(Website and app data records)

--*--

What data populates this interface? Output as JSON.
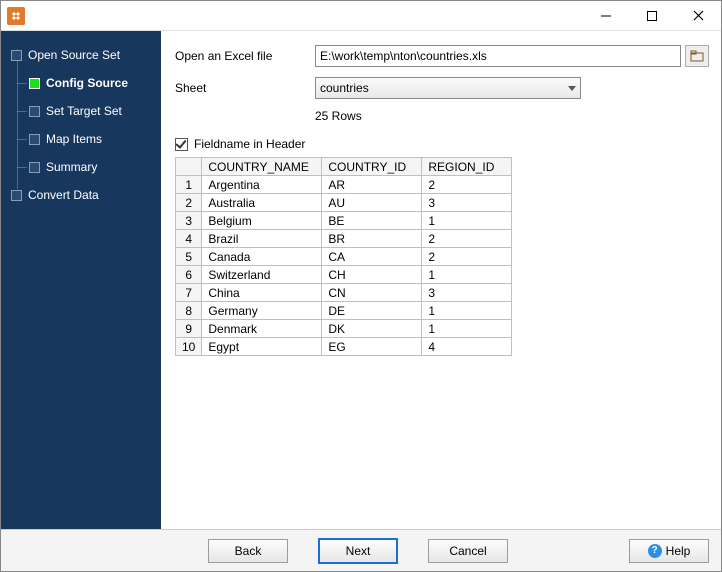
{
  "sidebar": {
    "items": [
      {
        "label": "Open Source Set",
        "active": false,
        "child": false
      },
      {
        "label": "Config Source",
        "active": true,
        "child": true
      },
      {
        "label": "Set Target Set",
        "active": false,
        "child": true
      },
      {
        "label": "Map Items",
        "active": false,
        "child": true
      },
      {
        "label": "Summary",
        "active": false,
        "child": true
      },
      {
        "label": "Convert Data",
        "active": false,
        "child": false
      }
    ]
  },
  "form": {
    "open_label": "Open an Excel file",
    "path_value": "E:\\work\\temp\\nton\\countries.xls",
    "sheet_label": "Sheet",
    "sheet_value": "countries",
    "rows_text": "25 Rows",
    "fieldname_label": "Fieldname in Header",
    "fieldname_checked": true
  },
  "table": {
    "headers": [
      "COUNTRY_NAME",
      "COUNTRY_ID",
      "REGION_ID"
    ],
    "rows": [
      [
        "Argentina",
        "AR",
        "2"
      ],
      [
        "Australia",
        "AU",
        "3"
      ],
      [
        "Belgium",
        "BE",
        "1"
      ],
      [
        "Brazil",
        "BR",
        "2"
      ],
      [
        "Canada",
        "CA",
        "2"
      ],
      [
        "Switzerland",
        "CH",
        "1"
      ],
      [
        "China",
        "CN",
        "3"
      ],
      [
        "Germany",
        "DE",
        "1"
      ],
      [
        "Denmark",
        "DK",
        "1"
      ],
      [
        "Egypt",
        "EG",
        "4"
      ]
    ]
  },
  "buttons": {
    "back": "Back",
    "next": "Next",
    "cancel": "Cancel",
    "help": "Help"
  }
}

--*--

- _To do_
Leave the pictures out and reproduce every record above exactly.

- _Finished task_
What data populates this interface? Output as JSON.
{
  "sidebar": {
    "items": [
      {
        "label": "Open Source Set",
        "active": false,
        "child": false
      },
      {
        "label": "Config Source",
        "active": true,
        "child": true
      },
      {
        "label": "Set Target Set",
        "active": false,
        "child": true
      },
      {
        "label": "Map Items",
        "active": false,
        "child": true
      },
      {
        "label": "Summary",
        "active": false,
        "child": true
      },
      {
        "label": "Convert Data",
        "active": false,
        "child": false
      }
    ]
  },
  "form": {
    "open_label": "Open an Excel file",
    "path_value": "E:\\work\\temp\\nton\\countries.xls",
    "sheet_label": "Sheet",
    "sheet_value": "countries",
    "rows_text": "25 Rows",
    "fieldname_label": "Fieldname in Header",
    "fieldname_checked": true
  },
  "table": {
    "headers": [
      "COUNTRY_NAME",
      "COUNTRY_ID",
      "REGION_ID"
    ],
    "rows": [
      [
        "Argentina",
        "AR",
        "2"
      ],
      [
        "Australia",
        "AU",
        "3"
      ],
      [
        "Belgium",
        "BE",
        "1"
      ],
      [
        "Brazil",
        "BR",
        "2"
      ],
      [
        "Canada",
        "CA",
        "2"
      ],
      [
        "Switzerland",
        "CH",
        "1"
      ],
      [
        "China",
        "CN",
        "3"
      ],
      [
        "Germany",
        "DE",
        "1"
      ],
      [
        "Denmark",
        "DK",
        "1"
      ],
      [
        "Egypt",
        "EG",
        "4"
      ]
    ]
  },
  "buttons": {
    "back": "Back",
    "next": "Next",
    "cancel": "Cancel",
    "help": "Help"
  }
}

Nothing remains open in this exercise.